Work instructions: The answer should consist of the records below, repeated exactly, and no pictures.

◆ ◆ ◆ ◆

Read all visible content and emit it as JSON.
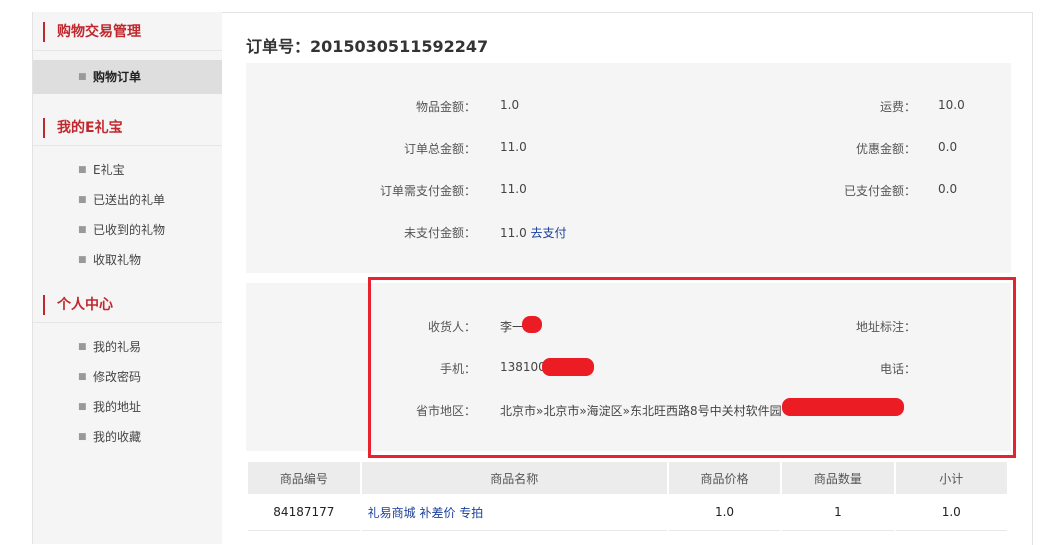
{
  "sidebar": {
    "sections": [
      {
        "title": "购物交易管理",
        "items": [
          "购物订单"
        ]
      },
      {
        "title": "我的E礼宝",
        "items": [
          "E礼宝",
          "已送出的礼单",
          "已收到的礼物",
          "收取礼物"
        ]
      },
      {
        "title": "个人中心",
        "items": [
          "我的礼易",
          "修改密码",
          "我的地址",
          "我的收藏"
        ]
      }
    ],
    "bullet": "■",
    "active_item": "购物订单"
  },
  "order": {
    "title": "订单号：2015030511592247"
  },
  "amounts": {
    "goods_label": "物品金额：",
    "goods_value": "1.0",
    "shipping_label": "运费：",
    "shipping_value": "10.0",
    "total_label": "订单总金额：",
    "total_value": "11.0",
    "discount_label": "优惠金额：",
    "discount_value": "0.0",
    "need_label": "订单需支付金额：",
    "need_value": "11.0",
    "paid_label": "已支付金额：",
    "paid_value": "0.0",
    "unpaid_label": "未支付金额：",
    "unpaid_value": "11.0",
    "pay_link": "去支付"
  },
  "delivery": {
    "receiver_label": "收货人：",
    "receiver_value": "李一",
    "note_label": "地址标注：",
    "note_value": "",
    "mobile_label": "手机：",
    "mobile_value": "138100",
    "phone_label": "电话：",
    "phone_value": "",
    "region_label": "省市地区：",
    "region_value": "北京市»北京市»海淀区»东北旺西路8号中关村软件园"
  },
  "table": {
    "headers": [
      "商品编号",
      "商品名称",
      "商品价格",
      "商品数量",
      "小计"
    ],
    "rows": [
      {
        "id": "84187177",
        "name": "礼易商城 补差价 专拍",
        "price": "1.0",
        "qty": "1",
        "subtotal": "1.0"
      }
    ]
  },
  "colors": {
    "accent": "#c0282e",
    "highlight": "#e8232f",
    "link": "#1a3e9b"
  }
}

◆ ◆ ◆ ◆

Worked solution:
Read all visible content and emit it as JSON.
{
  "sidebar": {
    "sections": [
      {
        "title": "购物交易管理",
        "items": [
          "购物订单"
        ]
      },
      {
        "title": "我的E礼宝",
        "items": [
          "E礼宝",
          "已送出的礼单",
          "已收到的礼物",
          "收取礼物"
        ]
      },
      {
        "title": "个人中心",
        "items": [
          "我的礼易",
          "修改密码",
          "我的地址",
          "我的收藏"
        ]
      }
    ],
    "bullet": "■",
    "active_item": "购物订单"
  },
  "order": {
    "title": "订单号：2015030511592247"
  },
  "amounts": {
    "goods_label": "物品金额：",
    "goods_value": "1.0",
    "shipping_label": "运费：",
    "shipping_value": "10.0",
    "total_label": "订单总金额：",
    "total_value": "11.0",
    "discount_label": "优惠金额：",
    "discount_value": "0.0",
    "need_label": "订单需支付金额：",
    "need_value": "11.0",
    "paid_label": "已支付金额：",
    "paid_value": "0.0",
    "unpaid_label": "未支付金额：",
    "unpaid_value": "11.0",
    "pay_link": "去支付"
  },
  "delivery": {
    "receiver_label": "收货人：",
    "receiver_value": "李一",
    "note_label": "地址标注：",
    "note_value": "",
    "mobile_label": "手机：",
    "mobile_value": "138100",
    "phone_label": "电话：",
    "phone_value": "",
    "region_label": "省市地区：",
    "region_value": "北京市»北京市»海淀区»东北旺西路8号中关村软件园"
  },
  "table": {
    "headers": [
      "商品编号",
      "商品名称",
      "商品价格",
      "商品数量",
      "小计"
    ],
    "rows": [
      {
        "id": "84187177",
        "name": "礼易商城 补差价 专拍",
        "price": "1.0",
        "qty": "1",
        "subtotal": "1.0"
      }
    ]
  },
  "colors": {
    "accent": "#c0282e",
    "highlight": "#e8232f",
    "link": "#1a3e9b"
  }
}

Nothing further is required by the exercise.